Last Monday New Zealand's banking regulators the Financial Markets Authority and the Reserve Bank told New Zealand's banks they need to prove they are clean and have until May 18 to provide written evidence.

In a statement released as the bank announced a half year cash profit of $482m chief executive David McLean said it was "absolutely committed to operating in a way that builds confidence and trust with our customers."

McLean said it welcomed the review and would "cooperate fully in order to show the differences between the New Zealand and Australian banking environments."


"We are confident in our systems and processes and are committed to continuous improvement to ensure we operate at best practice."

Westpac New Zealand's result was up 4 per cent in the six months to March 31 compared to the same prior period.

The Australian-owned bank reported a 14 per cent lift in core earnings to $698m for the six months to March 31 while its net operating income rose 6 per cent to $1.16 billion.
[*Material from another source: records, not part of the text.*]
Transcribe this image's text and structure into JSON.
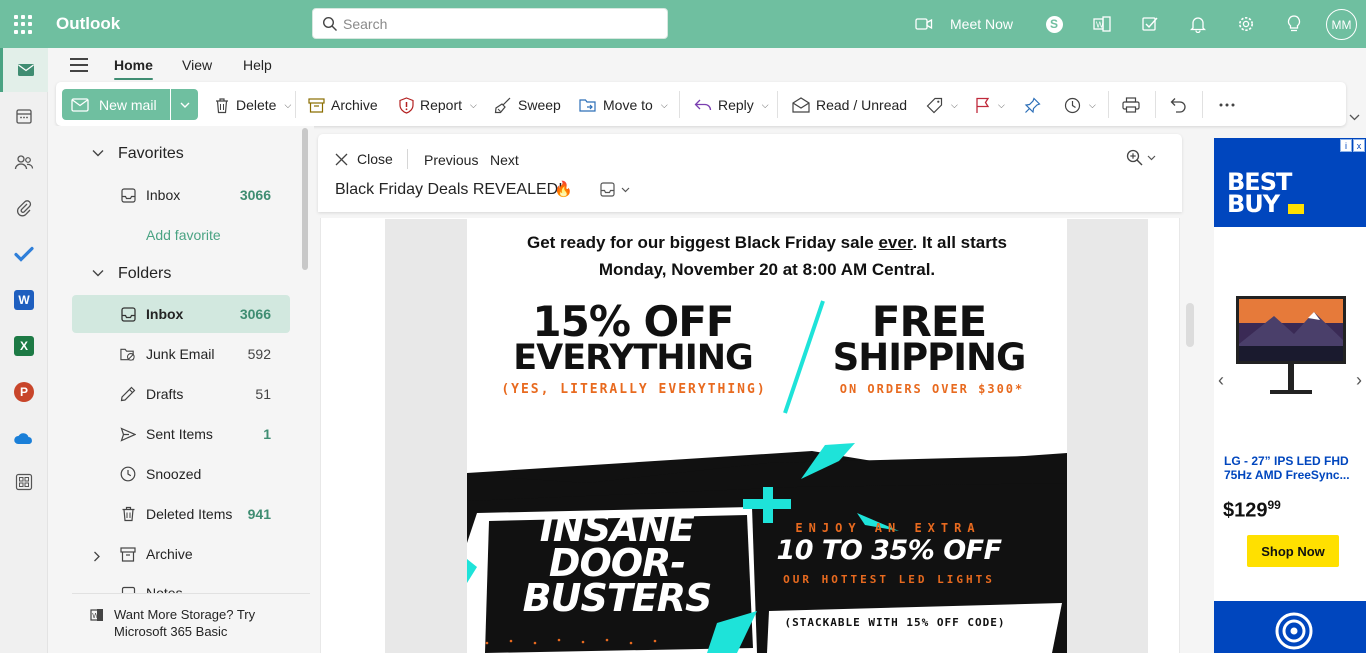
{
  "app": {
    "title": "Outlook",
    "initials": "MM"
  },
  "colors": {
    "brand": "#6fbfa0",
    "accent": "#3f8d72",
    "selected": "#d2e8df",
    "promo_orange": "#e86a1f",
    "promo_cyan": "#1ee3d9",
    "bestbuy_blue": "#0046be",
    "bestbuy_yellow": "#ffe000"
  },
  "search": {
    "placeholder": "Search",
    "value": ""
  },
  "topbar": {
    "meet_now": "Meet Now",
    "icons": [
      "video-icon",
      "skype-icon",
      "teams-icon",
      "todo-icon",
      "bell-icon",
      "gear-icon",
      "lightbulb-icon"
    ]
  },
  "rail": {
    "icons": [
      "mail-icon",
      "calendar-icon",
      "people-icon",
      "attachment-icon",
      "todo-check-icon",
      "word-icon",
      "excel-icon",
      "powerpoint-icon",
      "onedrive-icon",
      "more-apps-icon"
    ]
  },
  "ribbon": {
    "tabs": [
      "Home",
      "View",
      "Help"
    ],
    "new_mail": "New mail",
    "delete": "Delete",
    "archive": "Archive",
    "report": "Report",
    "sweep": "Sweep",
    "move_to": "Move to",
    "reply": "Reply",
    "read_unread": "Read / Unread"
  },
  "folders": {
    "favorites_label": "Favorites",
    "folders_label": "Folders",
    "favorites": [
      {
        "label": "Inbox",
        "count": "3066"
      }
    ],
    "add_favorite": "Add favorite",
    "items": [
      {
        "label": "Inbox",
        "count": "3066"
      },
      {
        "label": "Junk Email",
        "count": "592"
      },
      {
        "label": "Drafts",
        "count": "51"
      },
      {
        "label": "Sent Items",
        "count": "1"
      },
      {
        "label": "Snoozed",
        "count": ""
      },
      {
        "label": "Deleted Items",
        "count": "941"
      },
      {
        "label": "Archive",
        "count": ""
      },
      {
        "label": "Notes",
        "count": ""
      }
    ],
    "storage_promo": "Want More Storage? Try Microsoft 365 Basic"
  },
  "reading": {
    "close": "Close",
    "previous": "Previous",
    "next": "Next",
    "subject": "Black Friday Deals REVEALED!",
    "subject_emoji": "🔥"
  },
  "email": {
    "intro_before": "Get ready for our biggest Black Friday sale ",
    "intro_ever": "ever",
    "intro_after": ". It all starts",
    "intro_line2": "Monday, November 20 at 8:00 AM Central.",
    "offer1_line1": "15% OFF",
    "offer1_line2": "EVERYTHING",
    "offer1_sub": "(YES, LITERALLY EVERYTHING)",
    "offer2_line1": "FREE",
    "offer2_line2": "SHIPPING",
    "offer2_sub": "ON ORDERS OVER $300*",
    "door_line1": "INSANE",
    "door_line2": "DOOR-",
    "door_line3": "BUSTERS",
    "extra_top": "ENJOY AN EXTRA",
    "extra_big": "10 TO 35% OFF",
    "extra_bottom": "OUR HOTTEST LED LIGHTS",
    "stackable": "(STACKABLE WITH 15% OFF CODE)"
  },
  "ad": {
    "logo_line1": "BEST",
    "logo_line2": "BUY",
    "product": "LG - 27” IPS LED FHD 75Hz AMD FreeSync...",
    "price_dollars": "$129",
    "price_cents": "99",
    "cta": "Shop Now",
    "badge_info": "i",
    "badge_close": "x"
  }
}
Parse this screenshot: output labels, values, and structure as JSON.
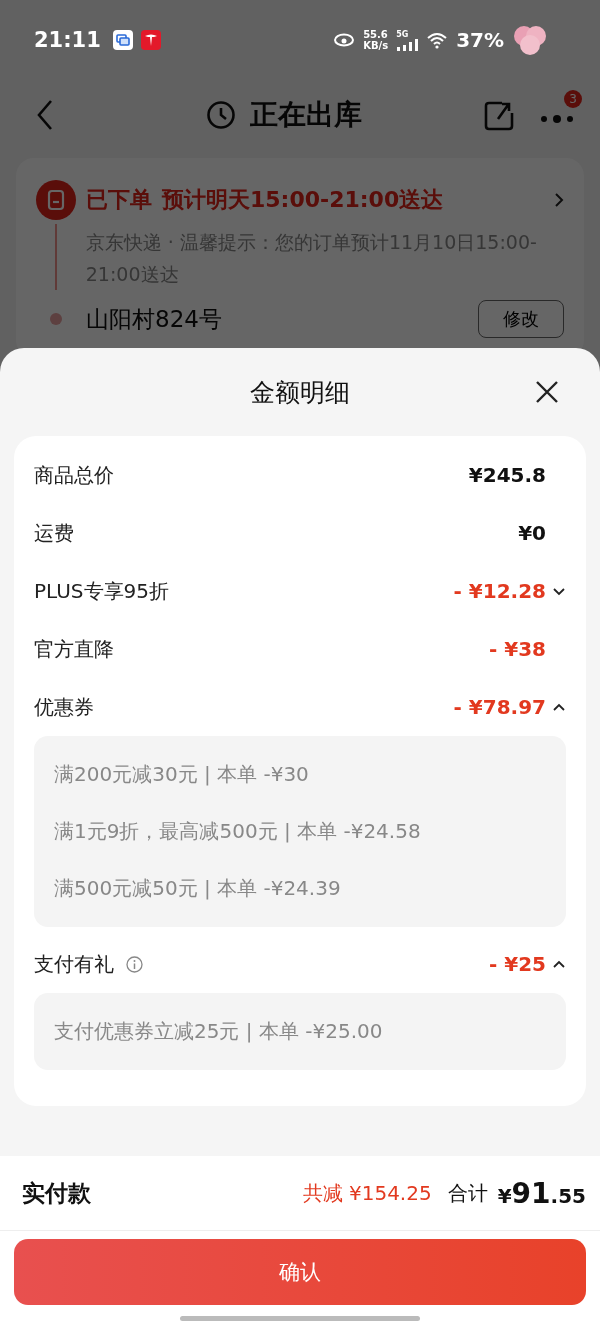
{
  "status_bar": {
    "time": "21:11",
    "speed": "55.6",
    "speed_unit": "KB/s",
    "network": "5G",
    "battery": "37%"
  },
  "nav": {
    "title": "正在出库",
    "badge": "3"
  },
  "order_card": {
    "status": "已下单",
    "eta": "预计明天15:00-21:00送达",
    "note": "京东快递 · 温馨提示：您的订单预计11月10日15:00-21:00送达",
    "address": "山阳村824号",
    "button": "修改"
  },
  "sheet": {
    "title": "金额明细",
    "rows": [
      {
        "kind": "price",
        "label": "商品总价",
        "amount": "¥245.8"
      },
      {
        "kind": "price",
        "label": "运费",
        "amount": "¥0"
      },
      {
        "kind": "expandable",
        "label": "PLUS专享95折",
        "amount": "- ¥12.28",
        "expanded": false,
        "details": []
      },
      {
        "kind": "discount",
        "label": "官方直降",
        "amount": "- ¥38"
      },
      {
        "kind": "expandable",
        "label": "优惠券",
        "amount": "- ¥78.97",
        "expanded": true,
        "details": [
          "满200元减30元 | 本单 -¥30",
          "满1元9折，最高减500元 | 本单 -¥24.58",
          "满500元减50元 | 本单 -¥24.39"
        ]
      },
      {
        "kind": "expandable",
        "label": "支付有礼",
        "info": true,
        "amount": "- ¥25",
        "expanded": true,
        "details": [
          "支付优惠券立减25元 | 本单 -¥25.00"
        ]
      }
    ],
    "footer": {
      "label": "实付款",
      "saved": "共减 ¥154.25",
      "total_label": "合计",
      "currency": "¥",
      "total_int": "91",
      "total_dec": ".55"
    },
    "confirm": "确认"
  }
}
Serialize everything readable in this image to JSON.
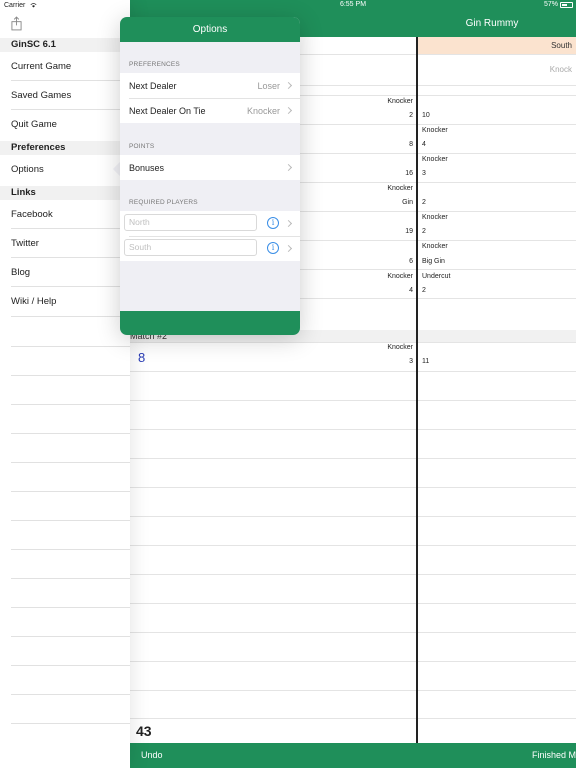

McLean said the result reflected a strong underlying economy and targeted growth in key sectors.

"This is a good result across a range of business areas, despite a slowing housing market, a competitive deposit environment, and impairments moving back to more normal levels.

"These results have been supported by strong fundamentals in the economy," McLean said.

The bank's net interest margin rose 19 basis points to 2.15 per cent as the bank grew its deposits faster than its loan book.

The bank's deposits rose 8 per cent to $61.6 billion while its net loans grew 3 per cent to $79.1b.

Westpac's home lending grew 4 per cent to $48b while its business lending rose 3 per cent to $30b.

Its operating expenses fell 4 per cent to $458m on the back of cost management and productivity gains.

Those gains included the closure of five branches in the six months to March 31 as it increased its self-service facilities.

Westpac New Zealand recorded a $27 million impairment charge - a reversal of its $40m gain in its first half last year.

The bank saw an increase in consumer delinquencies while its credit quality improved as the dairy sector continued to pick up.

"In the dairy sector, it's been encouraging to see the milk price and dividend pay-out stabilise and farmers continue to reduce debt, restoring their finances after the pay-out slump," McLean said.

Funds under management in the Westpac KiwiSaver Scheme increased by 19 per cent from $4.67b to $5.56b, for the full year ended 31 March 2018.

During the same period, the number of Westpac KiwiSaver Scheme accounts increased by 1.7 per cent, and the average balance increased from $12k to $14k.

"More than 2,000 customers have actively changed their Westpac KiwiSaver Scheme fund to one that better suited their needs."

McLean said the cooling housing market had also presented an opportunity for first-home buyers with an 11.7 per cent increase in Westpac KiwiSaver Scheme members withdrawing funds for a first home over the six months to 31 March.

Westpac Australia's net profit rose 7 per cen to A$4.19b.